A vivid and sparkling personality, with an inherent love of literature, and especially of poetry, from childhood on, Louise Adams Holland became known as a gifted teacher and scholar who won the respect and affection of friends, students, and colleagues alike. Majoring in classics at Barnard College, she went on to postgraduate study at Columbia University for an M.A. and at Bryn Mawr College for a Ph.D. A special European fellowship brought her in 1915-6 to the American Academy in Rome, where work on her dissertation was the beginning of what she jestingly called “a fatal fascination with the problems of the Early Iron Age.” She returned to the academy on another fellowship in 1922-3 and began work on The Faliscans in Prehistoric Times, which was praised as a model description of a small ancient Etruscan town. Through these studies in Etruria and Rome, she laid the foundation for an enduring interest in the many and varied aspects of primitive Rome.On the voyage to Italy in 1922 she met her future husband, Leicester Bodine Holland, an architect with a great interest in ancient Greek and Roman buildings and antiquities. She had amusing anecdotes to tell of their long exploratory walks together in southern Etruria, to the puzzlement of the local inhabitants. Their most venturesome expedition together took place in the summer of 1949 when they navigated an inflatable rubber raft down the Tiber from Orte past the island bridge in Rome as a way of learning from their own observation how that river with its strong current and winding stream bed could have been used in ancient times for commerce and communications.Her major work, Janus and the Bridge, was published in 1961, after nearly 30 years of preparation. Her brilliant new interpretation identifies Janus as originally an inaugurated water crossing, and finds convincing support in the topography, and especially in the hydrography, of the primitive city, as well as in its development and in Roman religion. The work evokes vividly, with knowledge and imagination, the primitive Rome of separate villages on separate hills, rough gullies as boundaries, and streams of flowing water, where Janus provided crossings unimpeded by taking of the auspices. Her interpretation makes sense of the paradox that the Temple of Janus was closed in peace and open in war.Her various articles, each offering new, perceptive, and often challenging interpretations, are witnesses to the breadth and depth of her interests and learning. Her final work, Lucretius and the Transpadanes, carried through with increasing infirmity and failing eyesight, is a splendid example of her feeling for and understanding of Latin poetry. It is well known that Latin was spoken with different accents in different parts of Italy. Taking the use of elision and other criteria in the known Transpadane poets Catullus and Virgil, she finds from similar use in Lucretius that he too was a Transpadane, and notes also his fondness, like theirs, for imagery of mountains, lakes, and plains. It is an attractive view, though not fully provable. But the book has special value also for her many insights into the poetry of all three poets

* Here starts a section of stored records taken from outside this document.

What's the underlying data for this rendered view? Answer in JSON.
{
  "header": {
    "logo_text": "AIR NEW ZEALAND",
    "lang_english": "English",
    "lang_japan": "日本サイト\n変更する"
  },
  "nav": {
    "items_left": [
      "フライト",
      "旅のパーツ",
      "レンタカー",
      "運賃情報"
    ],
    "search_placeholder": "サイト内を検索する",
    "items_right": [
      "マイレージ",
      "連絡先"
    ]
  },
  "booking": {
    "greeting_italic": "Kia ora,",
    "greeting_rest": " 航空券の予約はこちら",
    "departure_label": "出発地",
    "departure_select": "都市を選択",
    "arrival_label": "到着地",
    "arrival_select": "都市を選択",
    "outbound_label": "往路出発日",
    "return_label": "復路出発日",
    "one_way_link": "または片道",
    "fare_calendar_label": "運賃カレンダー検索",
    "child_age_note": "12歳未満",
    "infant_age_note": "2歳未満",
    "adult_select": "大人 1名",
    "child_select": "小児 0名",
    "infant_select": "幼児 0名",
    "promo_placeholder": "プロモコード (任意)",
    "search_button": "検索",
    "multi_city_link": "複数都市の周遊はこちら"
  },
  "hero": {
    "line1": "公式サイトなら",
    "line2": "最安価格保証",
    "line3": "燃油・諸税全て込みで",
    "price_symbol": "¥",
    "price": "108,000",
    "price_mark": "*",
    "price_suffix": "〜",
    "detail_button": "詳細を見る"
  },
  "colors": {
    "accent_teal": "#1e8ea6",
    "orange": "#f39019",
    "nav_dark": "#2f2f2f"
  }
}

T. R. S. Broughton, APA Newsletter (December 1990) 13-4; WhAmW 1966:543.
AUTHORT. R. S. Broughton